columna, cŏlumna, ae, f. root cel- of excello; v. columen, of which it is orig. a collat. form. A projecting object, a column, pillar, post (very freq.), Vitr. 4, 1, 1 sq.; 3, 3; Varr.
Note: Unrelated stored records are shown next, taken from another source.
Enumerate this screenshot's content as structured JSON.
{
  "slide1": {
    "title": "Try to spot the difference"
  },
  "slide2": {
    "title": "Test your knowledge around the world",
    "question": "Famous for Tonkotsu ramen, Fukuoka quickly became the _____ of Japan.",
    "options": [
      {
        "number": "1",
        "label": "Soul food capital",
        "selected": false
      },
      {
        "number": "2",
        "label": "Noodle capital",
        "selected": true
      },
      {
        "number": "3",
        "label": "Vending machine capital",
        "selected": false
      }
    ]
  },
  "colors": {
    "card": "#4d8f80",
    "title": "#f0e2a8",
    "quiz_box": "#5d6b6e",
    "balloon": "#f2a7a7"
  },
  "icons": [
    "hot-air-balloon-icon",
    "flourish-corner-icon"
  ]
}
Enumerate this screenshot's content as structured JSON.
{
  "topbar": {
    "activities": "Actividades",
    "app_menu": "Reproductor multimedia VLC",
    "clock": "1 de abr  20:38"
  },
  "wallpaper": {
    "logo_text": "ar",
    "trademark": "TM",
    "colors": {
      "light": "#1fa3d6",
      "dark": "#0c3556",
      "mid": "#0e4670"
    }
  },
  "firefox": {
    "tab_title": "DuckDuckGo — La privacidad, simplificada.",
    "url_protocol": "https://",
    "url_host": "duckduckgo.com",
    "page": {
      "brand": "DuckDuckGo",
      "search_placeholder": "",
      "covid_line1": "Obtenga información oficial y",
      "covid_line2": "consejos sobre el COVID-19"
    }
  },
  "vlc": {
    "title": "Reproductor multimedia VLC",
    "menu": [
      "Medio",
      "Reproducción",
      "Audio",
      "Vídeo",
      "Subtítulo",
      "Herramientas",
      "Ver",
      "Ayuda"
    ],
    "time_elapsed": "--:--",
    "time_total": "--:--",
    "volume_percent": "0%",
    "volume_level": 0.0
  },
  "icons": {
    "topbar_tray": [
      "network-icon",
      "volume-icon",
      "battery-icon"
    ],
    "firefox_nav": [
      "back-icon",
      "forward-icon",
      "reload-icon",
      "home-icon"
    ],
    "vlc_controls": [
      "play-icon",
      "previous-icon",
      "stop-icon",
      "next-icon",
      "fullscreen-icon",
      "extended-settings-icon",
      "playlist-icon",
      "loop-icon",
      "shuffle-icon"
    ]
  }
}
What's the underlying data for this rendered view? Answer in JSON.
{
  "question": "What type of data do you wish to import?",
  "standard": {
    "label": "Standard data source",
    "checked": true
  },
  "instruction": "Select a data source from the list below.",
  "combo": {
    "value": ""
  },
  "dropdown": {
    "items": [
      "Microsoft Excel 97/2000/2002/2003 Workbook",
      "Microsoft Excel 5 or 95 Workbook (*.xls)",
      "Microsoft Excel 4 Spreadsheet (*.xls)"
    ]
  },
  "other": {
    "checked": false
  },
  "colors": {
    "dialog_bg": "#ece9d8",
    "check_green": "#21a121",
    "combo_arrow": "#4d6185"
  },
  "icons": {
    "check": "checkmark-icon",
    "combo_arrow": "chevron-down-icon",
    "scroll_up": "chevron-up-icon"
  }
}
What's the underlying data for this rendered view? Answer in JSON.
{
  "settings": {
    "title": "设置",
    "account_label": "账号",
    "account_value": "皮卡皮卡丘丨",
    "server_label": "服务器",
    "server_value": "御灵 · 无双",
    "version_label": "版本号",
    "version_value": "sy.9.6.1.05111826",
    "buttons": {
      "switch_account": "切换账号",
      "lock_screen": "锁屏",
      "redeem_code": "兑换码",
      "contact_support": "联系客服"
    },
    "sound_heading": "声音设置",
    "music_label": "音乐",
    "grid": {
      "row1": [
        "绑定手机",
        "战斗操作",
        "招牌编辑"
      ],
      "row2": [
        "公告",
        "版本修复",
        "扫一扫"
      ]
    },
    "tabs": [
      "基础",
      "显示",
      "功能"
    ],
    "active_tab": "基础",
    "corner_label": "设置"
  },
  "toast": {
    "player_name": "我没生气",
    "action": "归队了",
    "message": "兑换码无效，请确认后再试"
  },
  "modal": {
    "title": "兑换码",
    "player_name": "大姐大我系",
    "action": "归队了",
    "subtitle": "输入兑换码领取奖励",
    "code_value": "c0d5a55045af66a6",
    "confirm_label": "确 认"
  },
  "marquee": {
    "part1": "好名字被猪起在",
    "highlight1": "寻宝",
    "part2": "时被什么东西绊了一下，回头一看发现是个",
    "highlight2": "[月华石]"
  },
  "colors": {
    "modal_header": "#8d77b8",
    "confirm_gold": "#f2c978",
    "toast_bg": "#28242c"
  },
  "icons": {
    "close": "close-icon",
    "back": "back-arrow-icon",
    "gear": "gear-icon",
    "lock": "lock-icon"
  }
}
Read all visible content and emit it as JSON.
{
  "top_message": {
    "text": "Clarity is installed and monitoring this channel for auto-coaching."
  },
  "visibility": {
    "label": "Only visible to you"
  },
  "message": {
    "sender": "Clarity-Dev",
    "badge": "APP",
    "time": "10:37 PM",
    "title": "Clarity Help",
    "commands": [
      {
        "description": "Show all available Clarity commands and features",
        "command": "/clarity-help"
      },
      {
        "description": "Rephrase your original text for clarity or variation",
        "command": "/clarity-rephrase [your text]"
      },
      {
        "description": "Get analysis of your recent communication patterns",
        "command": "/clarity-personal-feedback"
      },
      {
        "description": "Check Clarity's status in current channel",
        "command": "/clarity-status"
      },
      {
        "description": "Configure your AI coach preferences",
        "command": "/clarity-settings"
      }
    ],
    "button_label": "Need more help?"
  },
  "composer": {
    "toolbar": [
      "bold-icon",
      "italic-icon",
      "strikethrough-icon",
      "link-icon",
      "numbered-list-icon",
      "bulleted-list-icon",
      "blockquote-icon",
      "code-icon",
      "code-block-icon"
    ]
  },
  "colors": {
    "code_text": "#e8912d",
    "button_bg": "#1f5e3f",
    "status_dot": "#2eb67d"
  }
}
R. R. 3, 5, 11: columnae et templa et porticus sustinent, tamen habent non plus utilitatis quam dignitatis, Cic. de Or. 3, 46, 180; id. Verr. 2, 1, 51, §§ 133 and 134; Quint. 5, 13, 40: columnae Doricae, Ionicae, Tuscanicae, Corinthiae, Atticae, Plin. 36, 22, 56, § 178 sq.; Vitr. 4, 1, 1 sqq.: Rostrata, a column ornamented with beaks of ships, erected in honor of Duellius, the conqueror of the Carthaginians, Quint. 1, 7, 12 Spald.; fragments of the inscription on it are yet extant, v. in the Appendix: Maenia, also absol. Columna, a pillory in the Forum Romanum, where thieves, criminal slaves, and debtors were judged and punished, Cic. Div. in Caecil. 16, 50 Ascon.—Absol.: ad columnam pervenire. Cic. Clu. 13, 39: adhaerescere ad columnam, id. Sest. 8, 18; cf. Dict. of Antiq. s. v. columna.—Plur.: columnae, as the sign of a bookseller's shop, Hor. A. P 373 Orell. ad loc.—From the use of pillars to designate boundaries of countries: Columnae Protei = fines Aegypti, Verg. A. 11, 262; and: Columnae Herculis, i. e. Calpe et Abyla, Mel. 1, 5, 3; 2, 6, 8; Plin. 3, prooem. § 4; Tac. G. 34.—Prov.: incurrere amentem in columnas, Cic. Or. 67, 224.—* Trop., a pillar, support; of Augustus, Hor. C. 1, 35, 14.

Transf., of objects resembling a pillar; so, Of the arm (comice): ecce autem aedificat: columnam mento suffigit suo, Plaut. Mil. 2, 2, 54.

A water-spout, Lucr. 6, 426; 6, 433; Plin. 2, 49, 50, § 134.

Of fire, a meteor, Sen. Q. N. 7, 20, 2; cf. of the pillar of cloud and of fire which guided the Exodus, Vulg. Exod. 13, 21 sq.

Membrum virile, Mart. 6, 49; 11, 51; Auct. Priap. 9, 8.

Narium recta pars eo quod aequaliter sit in longitudine et rotunditate porrecta, columna vocatur, Isid. Orig. 11, 1, 48.—* The top, summit; so only once of the dome of heaven, Cic. poët. Div. 1, 12, 21; cf. columen.